Every record needs to come back as written, except for the pictures.
====== Data section ======
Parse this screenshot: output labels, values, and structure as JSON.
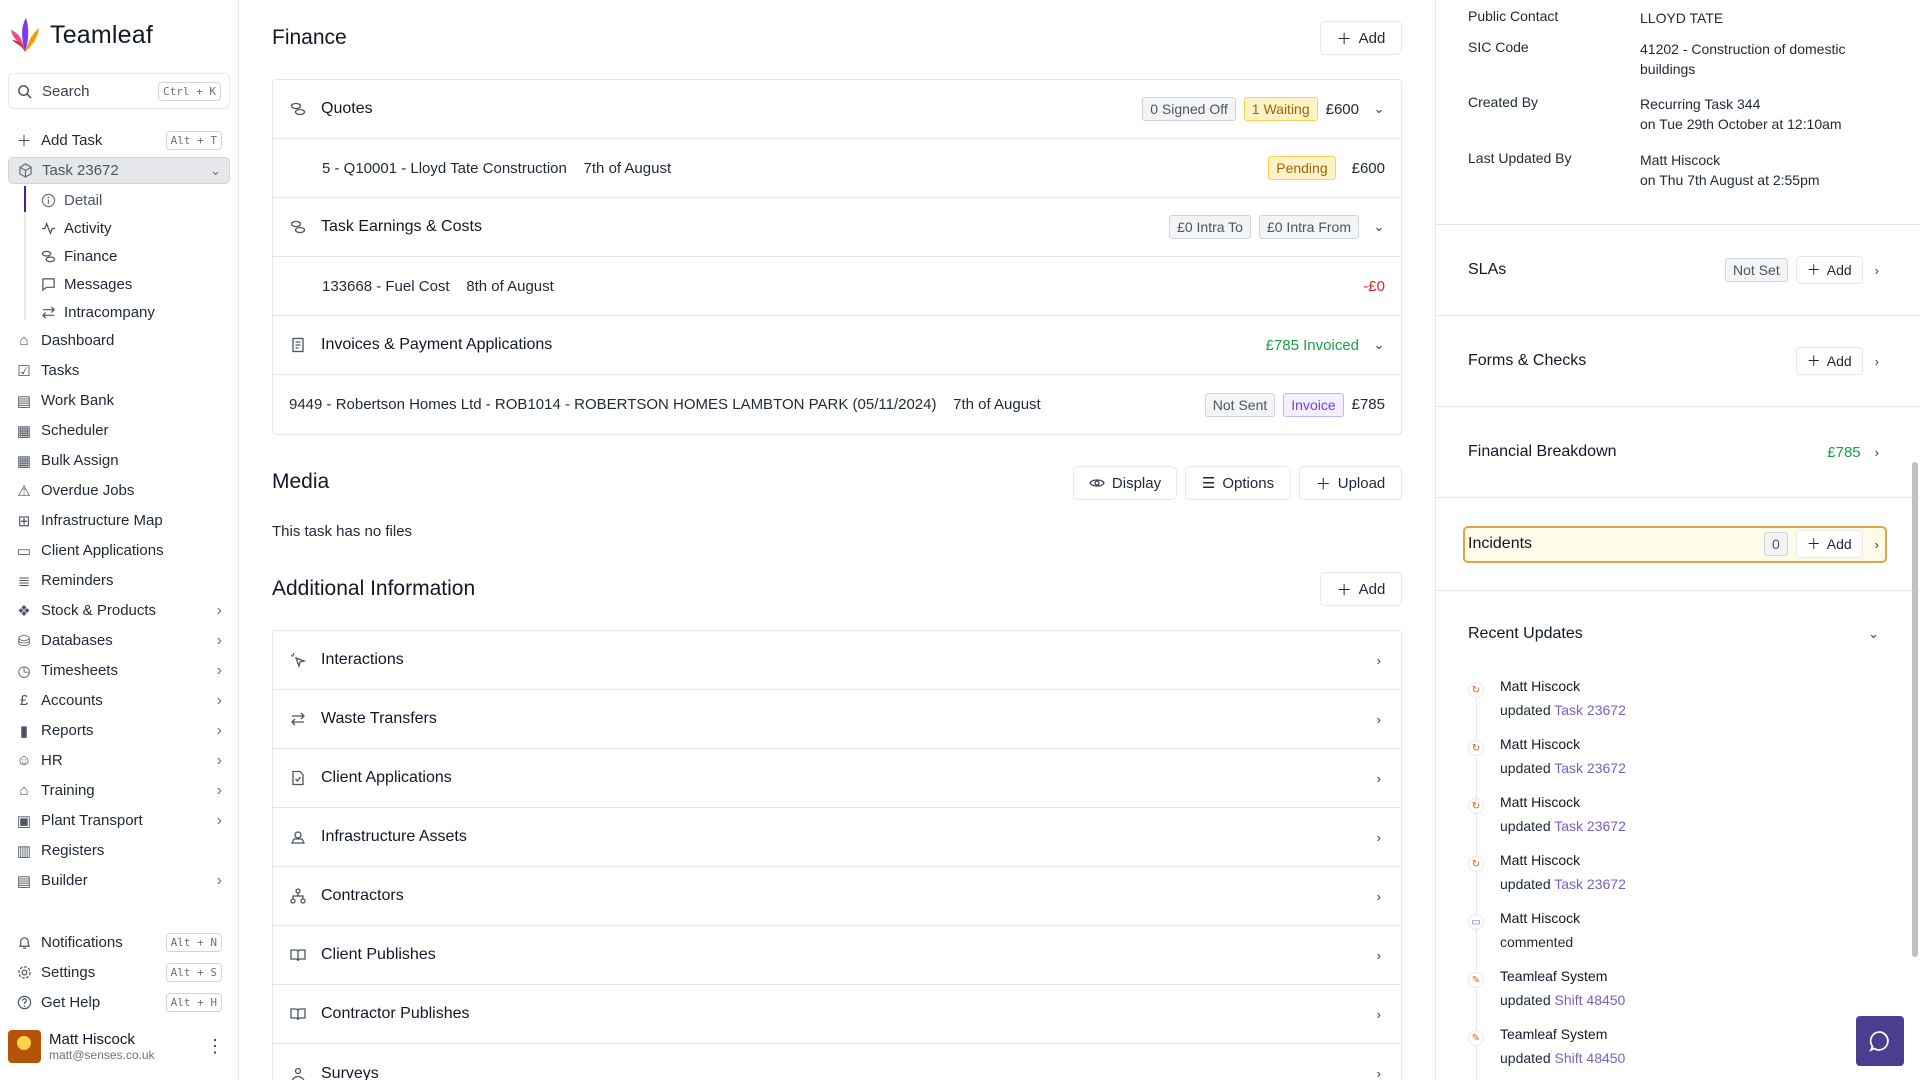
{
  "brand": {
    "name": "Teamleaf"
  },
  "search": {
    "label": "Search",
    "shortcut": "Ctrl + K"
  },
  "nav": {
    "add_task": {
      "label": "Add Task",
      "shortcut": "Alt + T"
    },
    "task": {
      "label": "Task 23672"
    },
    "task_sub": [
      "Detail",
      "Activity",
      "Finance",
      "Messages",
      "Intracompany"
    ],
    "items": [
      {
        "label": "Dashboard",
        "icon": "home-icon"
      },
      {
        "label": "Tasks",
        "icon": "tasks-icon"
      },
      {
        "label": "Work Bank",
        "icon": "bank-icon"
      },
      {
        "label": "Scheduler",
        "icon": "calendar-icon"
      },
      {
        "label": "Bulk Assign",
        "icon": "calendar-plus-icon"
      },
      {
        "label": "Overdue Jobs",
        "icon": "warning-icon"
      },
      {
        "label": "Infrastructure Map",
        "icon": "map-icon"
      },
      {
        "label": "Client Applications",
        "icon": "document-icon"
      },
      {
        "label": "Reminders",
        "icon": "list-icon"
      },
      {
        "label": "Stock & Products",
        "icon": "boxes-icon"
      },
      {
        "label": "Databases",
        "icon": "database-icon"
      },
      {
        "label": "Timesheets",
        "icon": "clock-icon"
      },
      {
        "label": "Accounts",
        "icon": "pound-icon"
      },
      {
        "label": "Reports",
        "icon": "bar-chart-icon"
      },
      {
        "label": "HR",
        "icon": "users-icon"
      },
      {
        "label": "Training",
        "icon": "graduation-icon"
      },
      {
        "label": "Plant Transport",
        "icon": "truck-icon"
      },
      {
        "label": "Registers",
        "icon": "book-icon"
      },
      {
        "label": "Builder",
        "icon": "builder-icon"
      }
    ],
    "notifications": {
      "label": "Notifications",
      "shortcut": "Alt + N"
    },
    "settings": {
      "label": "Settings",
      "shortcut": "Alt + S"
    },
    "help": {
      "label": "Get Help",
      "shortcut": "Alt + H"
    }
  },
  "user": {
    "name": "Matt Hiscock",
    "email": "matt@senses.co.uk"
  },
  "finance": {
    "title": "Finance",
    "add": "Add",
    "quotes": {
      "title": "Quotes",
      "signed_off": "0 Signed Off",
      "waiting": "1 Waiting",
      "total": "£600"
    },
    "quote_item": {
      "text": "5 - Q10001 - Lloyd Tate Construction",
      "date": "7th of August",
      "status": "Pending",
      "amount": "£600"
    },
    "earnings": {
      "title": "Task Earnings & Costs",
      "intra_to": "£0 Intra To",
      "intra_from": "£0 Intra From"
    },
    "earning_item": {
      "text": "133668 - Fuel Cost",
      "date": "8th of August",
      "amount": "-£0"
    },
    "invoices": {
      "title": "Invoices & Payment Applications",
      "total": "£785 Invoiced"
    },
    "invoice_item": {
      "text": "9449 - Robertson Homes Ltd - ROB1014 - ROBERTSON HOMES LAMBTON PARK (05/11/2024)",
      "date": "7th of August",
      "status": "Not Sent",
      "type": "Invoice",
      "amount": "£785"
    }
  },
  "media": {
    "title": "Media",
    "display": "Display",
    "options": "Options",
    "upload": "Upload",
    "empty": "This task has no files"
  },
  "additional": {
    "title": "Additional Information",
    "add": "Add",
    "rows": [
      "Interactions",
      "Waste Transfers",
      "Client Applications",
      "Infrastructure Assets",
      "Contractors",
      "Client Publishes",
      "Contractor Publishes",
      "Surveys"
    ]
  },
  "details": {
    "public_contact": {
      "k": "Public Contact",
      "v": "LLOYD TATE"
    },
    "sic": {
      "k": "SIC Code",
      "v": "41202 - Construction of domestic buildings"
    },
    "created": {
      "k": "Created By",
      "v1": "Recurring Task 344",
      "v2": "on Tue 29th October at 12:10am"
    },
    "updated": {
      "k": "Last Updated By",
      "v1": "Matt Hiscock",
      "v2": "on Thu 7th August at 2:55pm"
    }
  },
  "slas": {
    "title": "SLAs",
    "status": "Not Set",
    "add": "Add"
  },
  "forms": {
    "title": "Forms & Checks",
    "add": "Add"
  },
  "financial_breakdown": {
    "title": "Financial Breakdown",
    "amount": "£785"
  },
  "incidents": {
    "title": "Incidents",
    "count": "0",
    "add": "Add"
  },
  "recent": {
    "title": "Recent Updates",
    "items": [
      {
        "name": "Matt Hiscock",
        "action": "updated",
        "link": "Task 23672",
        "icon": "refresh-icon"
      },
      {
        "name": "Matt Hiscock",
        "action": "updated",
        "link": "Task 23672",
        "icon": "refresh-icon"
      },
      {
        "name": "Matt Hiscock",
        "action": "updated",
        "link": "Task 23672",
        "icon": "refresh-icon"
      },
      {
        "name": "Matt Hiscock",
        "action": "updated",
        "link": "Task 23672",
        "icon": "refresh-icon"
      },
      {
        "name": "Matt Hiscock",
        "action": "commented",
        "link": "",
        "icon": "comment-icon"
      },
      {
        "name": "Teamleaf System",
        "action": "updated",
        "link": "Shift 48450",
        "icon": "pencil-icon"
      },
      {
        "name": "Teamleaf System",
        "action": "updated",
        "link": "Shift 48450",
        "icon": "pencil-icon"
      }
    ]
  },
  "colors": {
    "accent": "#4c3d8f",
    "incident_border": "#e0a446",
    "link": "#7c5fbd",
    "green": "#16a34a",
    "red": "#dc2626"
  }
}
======
» Result:
Parse this screenshot: output labels, values, and structure as JSON.
{
  "brand": {
    "name": "Teamleaf"
  },
  "search": {
    "label": "Search",
    "shortcut": "Ctrl + K"
  },
  "nav": {
    "add_task": {
      "label": "Add Task",
      "shortcut": "Alt + T"
    },
    "task": {
      "label": "Task 23672"
    },
    "task_sub": [
      "Detail",
      "Activity",
      "Finance",
      "Messages",
      "Intracompany"
    ],
    "items": [
      {
        "label": "Dashboard",
        "icon": "home-icon"
      },
      {
        "label": "Tasks",
        "icon": "tasks-icon"
      },
      {
        "label": "Work Bank",
        "icon": "bank-icon"
      },
      {
        "label": "Scheduler",
        "icon": "calendar-icon"
      },
      {
        "label": "Bulk Assign",
        "icon": "calendar-plus-icon"
      },
      {
        "label": "Overdue Jobs",
        "icon": "warning-icon"
      },
      {
        "label": "Infrastructure Map",
        "icon": "map-icon"
      },
      {
        "label": "Client Applications",
        "icon": "document-icon"
      },
      {
        "label": "Reminders",
        "icon": "list-icon"
      },
      {
        "label": "Stock & Products",
        "icon": "boxes-icon"
      },
      {
        "label": "Databases",
        "icon": "database-icon"
      },
      {
        "label": "Timesheets",
        "icon": "clock-icon"
      },
      {
        "label": "Accounts",
        "icon": "pound-icon"
      },
      {
        "label": "Reports",
        "icon": "bar-chart-icon"
      },
      {
        "label": "HR",
        "icon": "users-icon"
      },
      {
        "label": "Training",
        "icon": "graduation-icon"
      },
      {
        "label": "Plant Transport",
        "icon": "truck-icon"
      },
      {
        "label": "Registers",
        "icon": "book-icon"
      },
      {
        "label": "Builder",
        "icon": "builder-icon"
      }
    ],
    "notifications": {
      "label": "Notifications",
      "shortcut": "Alt + N"
    },
    "settings": {
      "label": "Settings",
      "shortcut": "Alt + S"
    },
    "help": {
      "label": "Get Help",
      "shortcut": "Alt + H"
    }
  },
  "user": {
    "name": "Matt Hiscock",
    "email": "matt@senses.co.uk"
  },
  "finance": {
    "title": "Finance",
    "add": "Add",
    "quotes": {
      "title": "Quotes",
      "signed_off": "0 Signed Off",
      "waiting": "1 Waiting",
      "total": "£600"
    },
    "quote_item": {
      "text": "5 - Q10001 - Lloyd Tate Construction",
      "date": "7th of August",
      "status": "Pending",
      "amount": "£600"
    },
    "earnings": {
      "title": "Task Earnings & Costs",
      "intra_to": "£0 Intra To",
      "intra_from": "£0 Intra From"
    },
    "earning_item": {
      "text": "133668 - Fuel Cost",
      "date": "8th of August",
      "amount": "-£0"
    },
    "invoices": {
      "title": "Invoices & Payment Applications",
      "total": "£785 Invoiced"
    },
    "invoice_item": {
      "text": "9449 - Robertson Homes Ltd - ROB1014 - ROBERTSON HOMES LAMBTON PARK (05/11/2024)",
      "date": "7th of August",
      "status": "Not Sent",
      "type": "Invoice",
      "amount": "£785"
    }
  },
  "media": {
    "title": "Media",
    "display": "Display",
    "options": "Options",
    "upload": "Upload",
    "empty": "This task has no files"
  },
  "additional": {
    "title": "Additional Information",
    "add": "Add",
    "rows": [
      "Interactions",
      "Waste Transfers",
      "Client Applications",
      "Infrastructure Assets",
      "Contractors",
      "Client Publishes",
      "Contractor Publishes",
      "Surveys"
    ]
  },
  "details": {
    "public_contact": {
      "k": "Public Contact",
      "v": "LLOYD TATE"
    },
    "sic": {
      "k": "SIC Code",
      "v": "41202 - Construction of domestic buildings"
    },
    "created": {
      "k": "Created By",
      "v1": "Recurring Task 344",
      "v2": "on Tue 29th October at 12:10am"
    },
    "updated": {
      "k": "Last Updated By",
      "v1": "Matt Hiscock",
      "v2": "on Thu 7th August at 2:55pm"
    }
  },
  "slas": {
    "title": "SLAs",
    "status": "Not Set",
    "add": "Add"
  },
  "forms": {
    "title": "Forms & Checks",
    "add": "Add"
  },
  "financial_breakdown": {
    "title": "Financial Breakdown",
    "amount": "£785"
  },
  "incidents": {
    "title": "Incidents",
    "count": "0",
    "add": "Add"
  },
  "recent": {
    "title": "Recent Updates",
    "items": [
      {
        "name": "Matt Hiscock",
        "action": "updated",
        "link": "Task 23672",
        "icon": "refresh-icon"
      },
      {
        "name": "Matt Hiscock",
        "action": "updated",
        "link": "Task 23672",
        "icon": "refresh-icon"
      },
      {
        "name": "Matt Hiscock",
        "action": "updated",
        "link": "Task 23672",
        "icon": "refresh-icon"
      },
      {
        "name": "Matt Hiscock",
        "action": "updated",
        "link": "Task 23672",
        "icon": "refresh-icon"
      },
      {
        "name": "Matt Hiscock",
        "action": "commented",
        "link": "",
        "icon": "comment-icon"
      },
      {
        "name": "Teamleaf System",
        "action": "updated",
        "link": "Shift 48450",
        "icon": "pencil-icon"
      },
      {
        "name": "Teamleaf System",
        "action": "updated",
        "link": "Shift 48450",
        "icon": "pencil-icon"
      }
    ]
  },
  "colors": {
    "accent": "#4c3d8f",
    "incident_border": "#e0a446",
    "link": "#7c5fbd",
    "green": "#16a34a",
    "red": "#dc2626"
  }
}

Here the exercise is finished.